**Exercise goal**: Leave every picture out, and print the full listing again exactly.

**Record excerpts**:
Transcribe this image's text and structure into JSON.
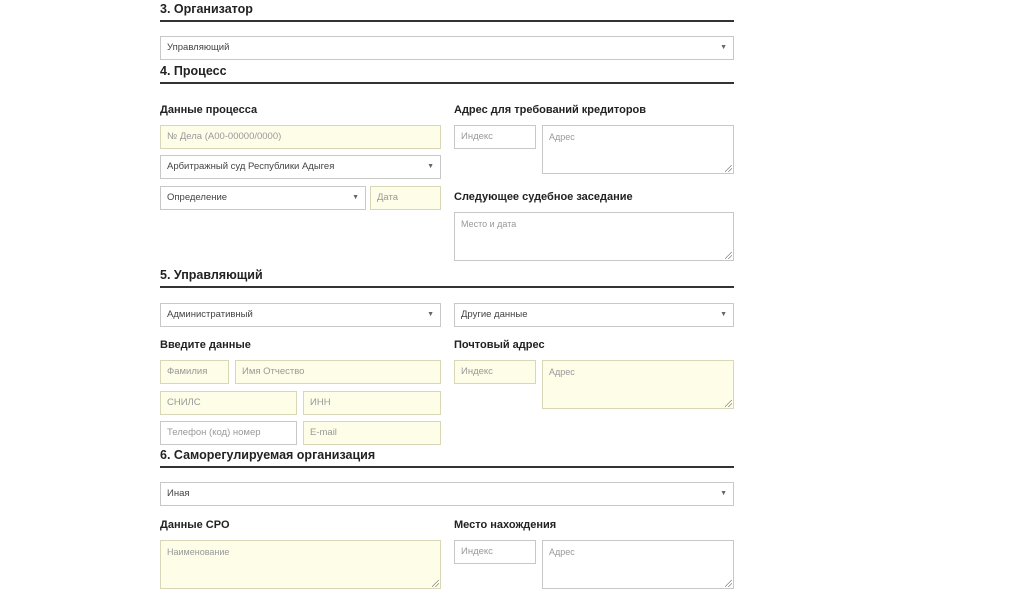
{
  "sections": {
    "organizer": {
      "title": "3. Организатор",
      "select_value": "Управляющий"
    },
    "process": {
      "title": "4. Процесс",
      "process_data_label": "Данные процесса",
      "case_number_placeholder": "№ Дела (А00-00000/0000)",
      "court_select_value": "Арбитражный суд Республики Адыгея",
      "act_select_value": "Определение",
      "date_placeholder": "Дата",
      "creditors_address_label": "Адрес для требований кредиторов",
      "index_placeholder": "Индекс",
      "address_placeholder": "Адрес",
      "next_hearing_label": "Следующее судебное заседание",
      "place_date_placeholder": "Место и дата"
    },
    "manager": {
      "title": "5. Управляющий",
      "type_select_value": "Административный",
      "other_select_value": "Другие данные",
      "enter_data_label": "Введите данные",
      "surname_placeholder": "Фамилия",
      "name_placeholder": "Имя Отчество",
      "snils_placeholder": "СНИЛС",
      "inn_placeholder": "ИНН",
      "phone_placeholder": "Телефон (код) номер",
      "email_placeholder": "E-mail",
      "postal_label": "Почтовый адрес",
      "index_placeholder": "Индекс",
      "address_placeholder": "Адрес"
    },
    "sro": {
      "title": "6. Саморегулируемая организация",
      "select_value": "Иная",
      "sro_data_label": "Данные СРО",
      "name_placeholder": "Наименование",
      "location_label": "Место нахождения",
      "index_placeholder": "Индекс",
      "address_placeholder": "Адрес"
    }
  },
  "icons": {
    "caret": "▼"
  }
}
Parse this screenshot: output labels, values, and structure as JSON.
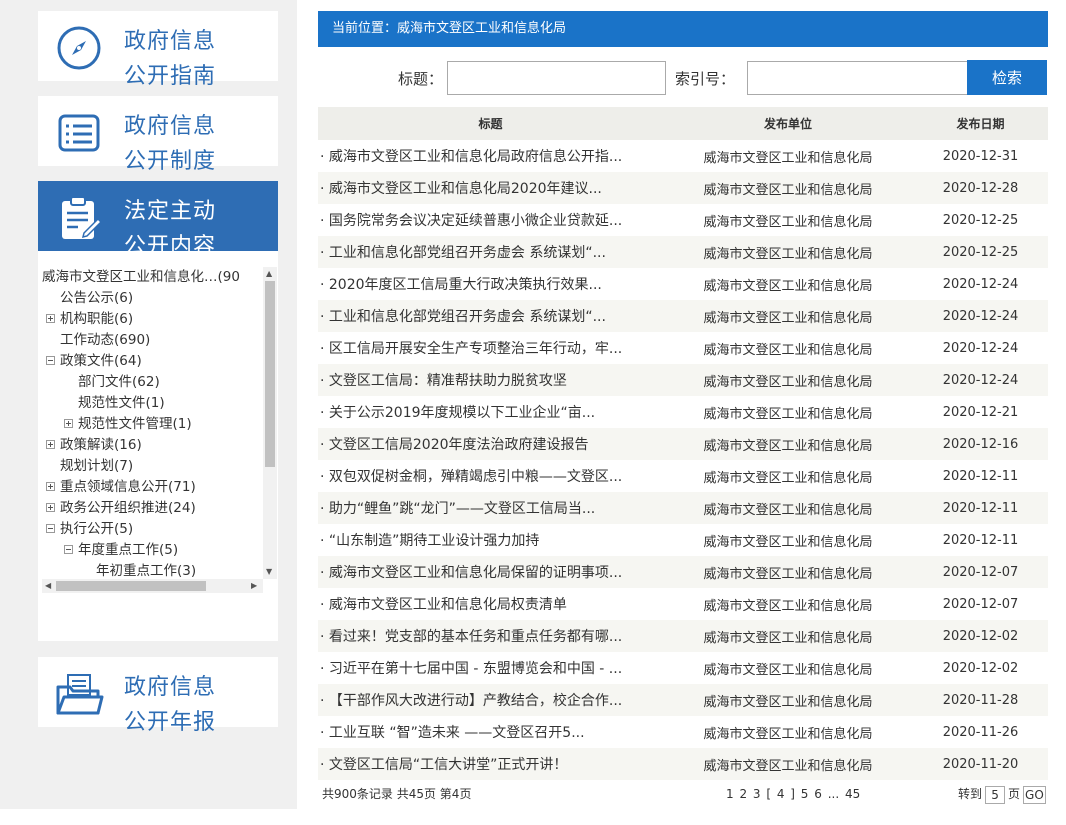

**Expected answer**:
Transcribe this image's text and structure into JSON.
{
  "sections": {
    "organizer": {
      "title": "3. Организатор",
      "select_value": "Управляющий"
    },
    "process": {
      "title": "4. Процесс",
      "process_data_label": "Данные процесса",
      "case_number_placeholder": "№ Дела (А00-00000/0000)",
      "court_select_value": "Арбитражный суд Республики Адыгея",
      "act_select_value": "Определение",
      "date_placeholder": "Дата",
      "creditors_address_label": "Адрес для требований кредиторов",
      "index_placeholder": "Индекс",
      "address_placeholder": "Адрес",
      "next_hearing_label": "Следующее судебное заседание",
      "place_date_placeholder": "Место и дата"
    },
    "manager": {
      "title": "5. Управляющий",
      "type_select_value": "Административный",
      "other_select_value": "Другие данные",
      "enter_data_label": "Введите данные",
      "surname_placeholder": "Фамилия",
      "name_placeholder": "Имя Отчество",
      "snils_placeholder": "СНИЛС",
      "inn_placeholder": "ИНН",
      "phone_placeholder": "Телефон (код) номер",
      "email_placeholder": "E-mail",
      "postal_label": "Почтовый адрес",
      "index_placeholder": "Индекс",
      "address_placeholder": "Адрес"
    },
    "sro": {
      "title": "6. Саморегулируемая организация",
      "select_value": "Иная",
      "sro_data_label": "Данные СРО",
      "name_placeholder": "Наименование",
      "location_label": "Место нахождения",
      "index_placeholder": "Индекс",
      "address_placeholder": "Адрес"
    }
  },
  "icons": {
    "caret": "▼"
  }
}
Parse this screenshot: output labels, values, and structure as JSON.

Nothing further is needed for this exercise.